Aim of the task
An image-free, word-for-word version of the records below is to be returned.

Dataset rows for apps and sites
....
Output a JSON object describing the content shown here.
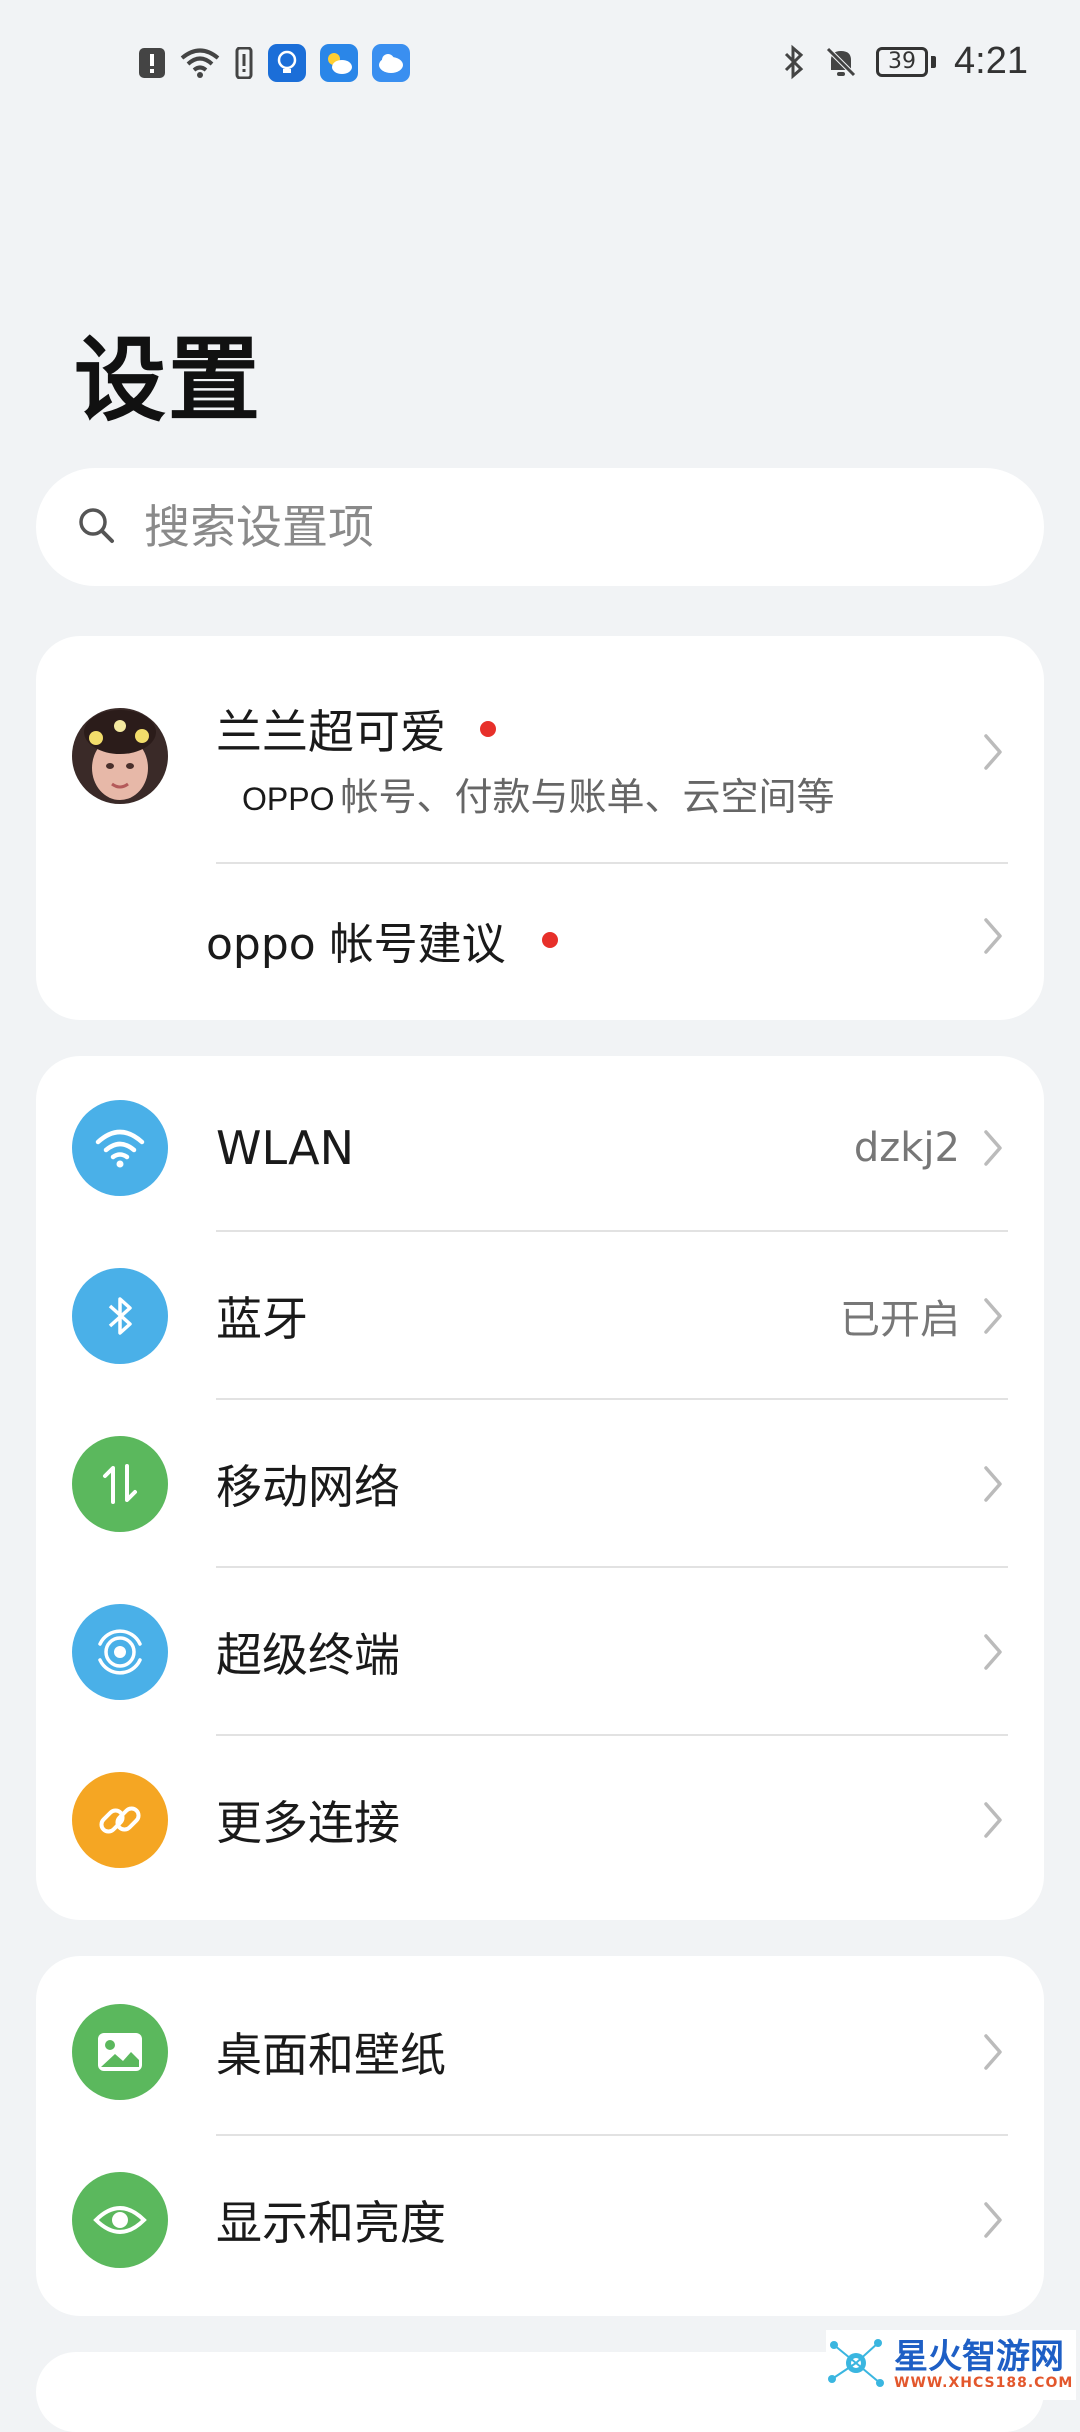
{
  "status_bar": {
    "time": "4:21",
    "battery": "39",
    "left_icons": [
      "alert-icon",
      "wifi-icon",
      "sim-alert-icon",
      "tips-app-icon",
      "weather-app-icon",
      "cloud-app-icon"
    ],
    "right_icons": [
      "bluetooth-icon",
      "mute-bell-icon",
      "battery-icon"
    ]
  },
  "page": {
    "title": "设置"
  },
  "search": {
    "placeholder": "搜索设置项"
  },
  "account": {
    "name": "兰兰超可爱",
    "subtitle_brand": "OPPO",
    "subtitle_rest": "帐号、付款与账单、云空间等",
    "suggestion_label": "oppo 帐号建议",
    "notification_color": "#e7302a"
  },
  "connectivity": {
    "items": [
      {
        "label": "WLAN",
        "value": "dzkj2",
        "icon": "wifi-icon",
        "color": "#4ab0e8"
      },
      {
        "label": "蓝牙",
        "value": "已开启",
        "icon": "bluetooth-icon",
        "color": "#4ab0e8"
      },
      {
        "label": "移动网络",
        "value": "",
        "icon": "mobile-data-icon",
        "color": "#5bb85d"
      },
      {
        "label": "超级终端",
        "value": "",
        "icon": "super-device-icon",
        "color": "#4ab0e8"
      },
      {
        "label": "更多连接",
        "value": "",
        "icon": "link-icon",
        "color": "#f5a623"
      }
    ]
  },
  "display": {
    "items": [
      {
        "label": "桌面和壁纸",
        "icon": "wallpaper-icon",
        "color": "#5bb85d"
      },
      {
        "label": "显示和亮度",
        "icon": "eye-icon",
        "color": "#5bb85d"
      }
    ]
  },
  "watermark": {
    "title": "星火智游网",
    "url": "WWW.XHCS188.COM"
  }
}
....
Solved problem
Output a JSON object describing the content shown here.
{
  "status_bar": {
    "time": "4:21",
    "battery": "39",
    "left_icons": [
      "alert-icon",
      "wifi-icon",
      "sim-alert-icon",
      "tips-app-icon",
      "weather-app-icon",
      "cloud-app-icon"
    ],
    "right_icons": [
      "bluetooth-icon",
      "mute-bell-icon",
      "battery-icon"
    ]
  },
  "page": {
    "title": "设置"
  },
  "search": {
    "placeholder": "搜索设置项"
  },
  "account": {
    "name": "兰兰超可爱",
    "subtitle_brand": "OPPO",
    "subtitle_rest": "帐号、付款与账单、云空间等",
    "suggestion_label": "oppo 帐号建议",
    "notification_color": "#e7302a"
  },
  "connectivity": {
    "items": [
      {
        "label": "WLAN",
        "value": "dzkj2",
        "icon": "wifi-icon",
        "color": "#4ab0e8"
      },
      {
        "label": "蓝牙",
        "value": "已开启",
        "icon": "bluetooth-icon",
        "color": "#4ab0e8"
      },
      {
        "label": "移动网络",
        "value": "",
        "icon": "mobile-data-icon",
        "color": "#5bb85d"
      },
      {
        "label": "超级终端",
        "value": "",
        "icon": "super-device-icon",
        "color": "#4ab0e8"
      },
      {
        "label": "更多连接",
        "value": "",
        "icon": "link-icon",
        "color": "#f5a623"
      }
    ]
  },
  "display": {
    "items": [
      {
        "label": "桌面和壁纸",
        "icon": "wallpaper-icon",
        "color": "#5bb85d"
      },
      {
        "label": "显示和亮度",
        "icon": "eye-icon",
        "color": "#5bb85d"
      }
    ]
  },
  "watermark": {
    "title": "星火智游网",
    "url": "WWW.XHCS188.COM"
  }
}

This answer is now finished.